December 3, 2012
In litigation it initiated against patent holding company, Innovatio IP Ventures LLC, Cisco Systems, Inc. and its co-plaintiffs, Motorola Solutions, Inc. and Netgear, Inc., have raised the stakes in the legal battle between technology companies and ”non-practicing patent entities” (also sometimes referred to as “patent trolls”). In that case, the plaintiffs contend that mass patent litigation threatened against thousands of individual businesses that are users of products containing allegedly infringing technologies constitutes illegal racketeering on the part of the patent owners.
It is now common for patent owners to threaten or instigate patent infringement litigation against companies that use products containing allegedly infringing technologies. Cisco and its co-plaintiffs claim, for example, that Innovatio sent 8,000 letters directly to businesses using Wi-Fi networking products manufactured by the plaintiffs. Cisco claims that the letters threaten the customers with patent infringement litigation. Many of the targeted businesses are small enterprises in non-technology industries, such as restaurants, hotels, and retailers who offer Wi-Fi access to their customers.
Cisco claims that this practice of targeting users of technologies, instead of the manufacturers who integrate the technologies into products, is improper and illegal. Innovatio responds by noting, among other things, that patent law permits patent owners to enforce their rights against any party who makes, sells, or uses the protected technology without permission.
Tactically, the motivation behind patent owners taking action against users of products that incorporate the protected technologies instead of against the parties who integrate the technologies into the products seems clear. It is often more likely that the end users, who are generally not technology-expert companies, will agree more quickly to pay the patent owners to settle the dispute than would the product manufacturers.
The motivation of the plaintiffs in this case also seems clear. Cisco and the other major technology companies are searching for ways to protect their customers. Those customers are not well-positioned to take defensive action in patent infringement litigation. If the threat of patent litigation grows, customers may hesitate before purchasing the technology-based products manufactured by Cisco and others. Additionally, quick settlements agreed to by the customers may adversely affect the defenses mounted by the technology companies in patent litigation brought directly against them.
There are clearly limits on the ability of patent owners to apply their rights. For example, antitrust law and patent law itself prohibit use of patent rights to unreasonably impede competition. There is little doubt that, under some circumstances, enforcement of patent rights against users of products in which allegedly infringing technologies are embedded could constitute racketeering.
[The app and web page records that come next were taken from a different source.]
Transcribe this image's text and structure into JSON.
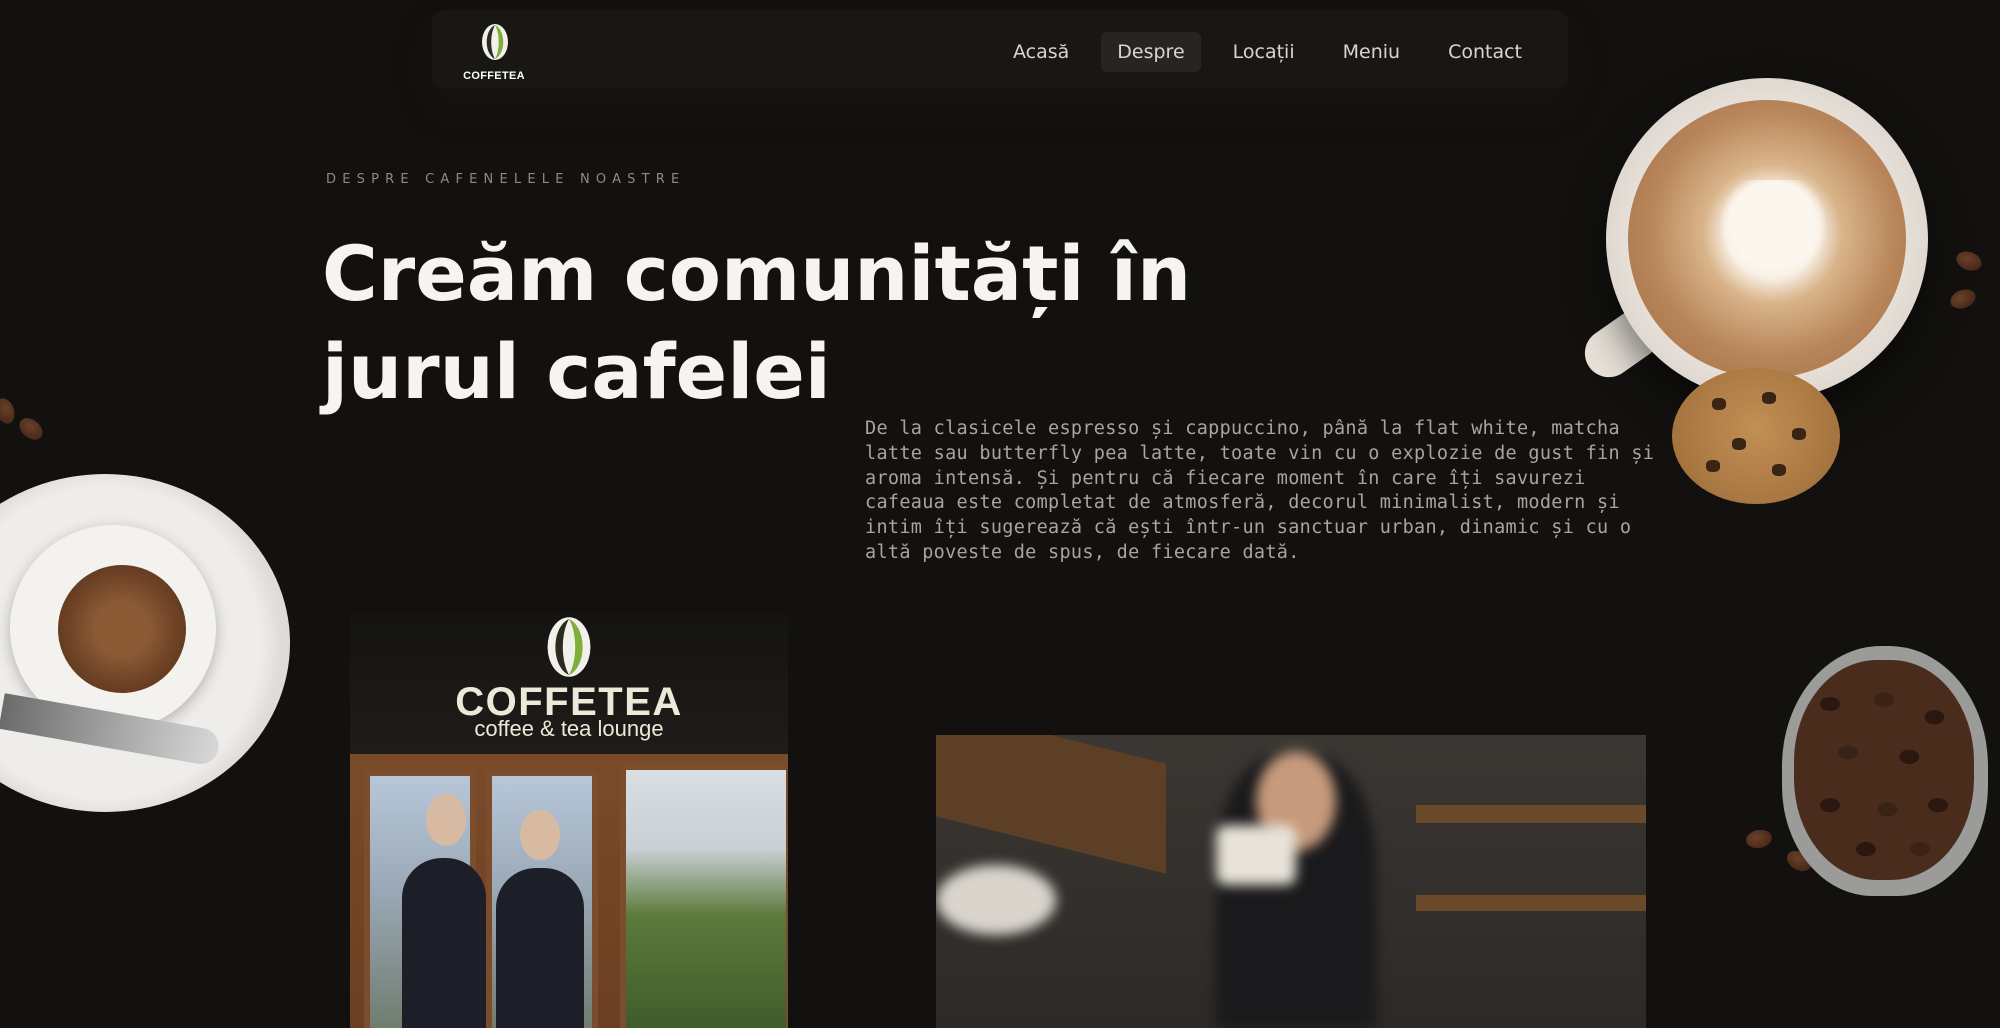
{
  "brand": {
    "logo_text": "COFFETEA"
  },
  "nav": {
    "items": [
      {
        "label": "Acasă",
        "active": false
      },
      {
        "label": "Despre",
        "active": true
      },
      {
        "label": "Locații",
        "active": false
      },
      {
        "label": "Meniu",
        "active": false
      },
      {
        "label": "Contact",
        "active": false
      }
    ]
  },
  "hero": {
    "eyebrow": "DESPRE CAFENELELE NOASTRE",
    "headline_line1": "Creăm comunități în",
    "headline_line2": "jurul cafelei",
    "description": "De la clasicele espresso și cappuccino, până la flat white, matcha latte sau butterfly pea latte, toate vin cu o explozie de gust fin și aroma intensă. Și pentru că fiecare moment în care îți savurezi cafeaua este completat de atmosferă, decorul minimalist, modern și intim îți sugerează că ești într-un sanctuar urban, dinamic și cu o altă poveste de spus, de fiecare dată."
  },
  "photos": {
    "store_sign_title": "COFFETEA",
    "store_sign_subtitle": "coffee & tea lounge"
  },
  "colors": {
    "background": "#12110f",
    "navbar": "#181714",
    "active_nav": "#262521",
    "bean_green": "#7fae3a",
    "bean_dark": "#2a2a1f"
  },
  "icons": {
    "logo": "coffee-bean-icon"
  }
}
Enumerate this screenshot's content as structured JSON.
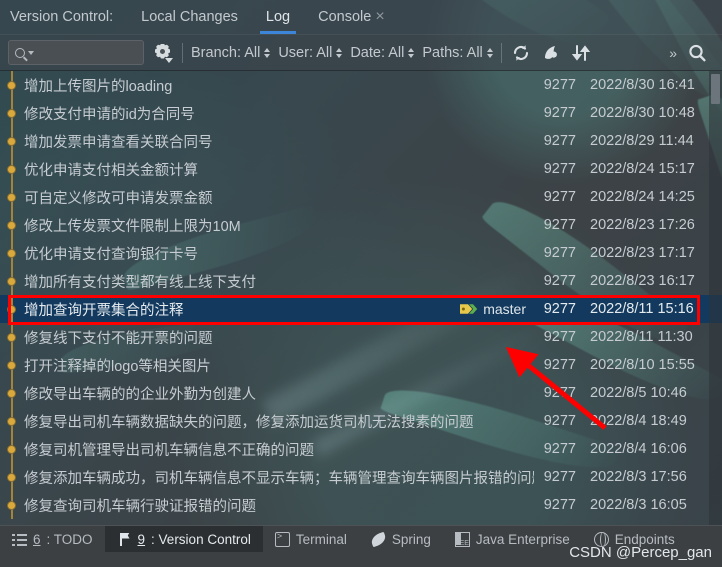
{
  "window": {
    "title_label": "Version Control:",
    "tabs": [
      {
        "label": "Local Changes",
        "active": false,
        "closable": false
      },
      {
        "label": "Log",
        "active": true,
        "closable": false
      },
      {
        "label": "Console",
        "active": false,
        "closable": true,
        "close_glyph": "×"
      }
    ]
  },
  "toolbar": {
    "search_placeholder": "",
    "search_value": "",
    "search_icon": "search-icon",
    "settings_icon": "gear-icon",
    "filters": [
      {
        "name": "branch-filter",
        "label": "Branch: All"
      },
      {
        "name": "user-filter",
        "label": "User: All"
      },
      {
        "name": "date-filter",
        "label": "Date: All"
      },
      {
        "name": "paths-filter",
        "label": "Paths: All"
      }
    ],
    "actions": [
      {
        "name": "refresh-icon",
        "title": "Refresh"
      },
      {
        "name": "intellisort-icon",
        "title": "IntelliSort"
      },
      {
        "name": "collapse-expand-icon",
        "title": "Expand/Collapse"
      }
    ],
    "overflow_label": "»",
    "find_icon": "magnifier-icon"
  },
  "log": {
    "accent_selection": "#133a5e",
    "graph_dot_color": "#d9a93e",
    "rows": [
      {
        "subject": "增加上传图片的loading",
        "ref": "",
        "author": "9277",
        "date": "2022/8/30 16:41",
        "selected": false
      },
      {
        "subject": "修改支付申请的id为合同号",
        "ref": "",
        "author": "9277",
        "date": "2022/8/30 10:48",
        "selected": false
      },
      {
        "subject": "增加发票申请查看关联合同号",
        "ref": "",
        "author": "9277",
        "date": "2022/8/29 11:44",
        "selected": false
      },
      {
        "subject": "优化申请支付相关金额计算",
        "ref": "",
        "author": "9277",
        "date": "2022/8/24 15:17",
        "selected": false
      },
      {
        "subject": "可自定义修改可申请发票金额",
        "ref": "",
        "author": "9277",
        "date": "2022/8/24 14:25",
        "selected": false
      },
      {
        "subject": "修改上传发票文件限制上限为10M",
        "ref": "",
        "author": "9277",
        "date": "2022/8/23 17:26",
        "selected": false
      },
      {
        "subject": "优化申请支付查询银行卡号",
        "ref": "",
        "author": "9277",
        "date": "2022/8/23 17:17",
        "selected": false
      },
      {
        "subject": "增加所有支付类型都有线上线下支付",
        "ref": "",
        "author": "9277",
        "date": "2022/8/23 16:17",
        "selected": false
      },
      {
        "subject": "增加查询开票集合的注释",
        "ref": "master",
        "author": "9277",
        "date": "2022/8/11 15:16",
        "selected": true
      },
      {
        "subject": "修复线下支付不能开票的问题",
        "ref": "",
        "author": "9277",
        "date": "2022/8/11 11:30",
        "selected": false
      },
      {
        "subject": "打开注释掉的logo等相关图片",
        "ref": "",
        "author": "9277",
        "date": "2022/8/10 15:55",
        "selected": false
      },
      {
        "subject": "修改导出车辆的的企业外勤为创建人",
        "ref": "",
        "author": "9277",
        "date": "2022/8/5 10:46",
        "selected": false
      },
      {
        "subject": "修复导出司机车辆数据缺失的问题，修复添加运货司机无法搜素的问题",
        "ref": "",
        "author": "9277",
        "date": "2022/8/4 18:49",
        "selected": false
      },
      {
        "subject": "修复司机管理导出司机车辆信息不正确的问题",
        "ref": "",
        "author": "9277",
        "date": "2022/8/4 16:06",
        "selected": false
      },
      {
        "subject": "修复添加车辆成功，司机车辆信息不显示车辆；车辆管理查询车辆图片报错的问题",
        "ref": "",
        "author": "9277",
        "date": "2022/8/3 17:56",
        "selected": false
      },
      {
        "subject": "修复查询司机车辆行驶证报错的问题",
        "ref": "",
        "author": "9277",
        "date": "2022/8/3 16:05",
        "selected": false
      }
    ]
  },
  "annotations": {
    "highlight_color": "#fe0000",
    "highlight_row_index": 8,
    "arrow_color": "#fe0000"
  },
  "statusbar": {
    "items": [
      {
        "name": "status-todo",
        "icon": "list-icon",
        "number": "6",
        "label": ": TODO",
        "active": false
      },
      {
        "name": "status-version-control",
        "icon": "branch-icon",
        "number": "9",
        "label": ": Version Control",
        "active": true
      },
      {
        "name": "status-terminal",
        "icon": "terminal-icon",
        "number": "",
        "label": "Terminal",
        "active": false
      },
      {
        "name": "status-spring",
        "icon": "spring-leaf-icon",
        "number": "",
        "label": "Spring",
        "active": false
      },
      {
        "name": "status-java-enterprise",
        "icon": "java-ee-icon",
        "number": "",
        "label": "Java Enterprise",
        "active": false
      },
      {
        "name": "status-endpoints",
        "icon": "globe-icon",
        "number": "",
        "label": "Endpoints",
        "active": false
      }
    ]
  },
  "watermark": {
    "text": "CSDN @Percep_gan"
  }
}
It is far from certain, however, if the incidents identified by Cisco and its co-plaintiffs in this case are, in fact, illegal.
By making these claims, Cisco and the other plaintiffs have raised the stakes in the ongoing dispute between technology users and patent owners. It seems likely that the plaintiffs are fully aware that their prospects of success in the case are highly uncertain. Cisco and the other plaintiffs may not be overly concerned about whether or not they win this particular case. The most important aspect of the case for them may well be the public platform the case provides for highlighting the significant potential adverse economic impact that can be caused by misuse of patent rights.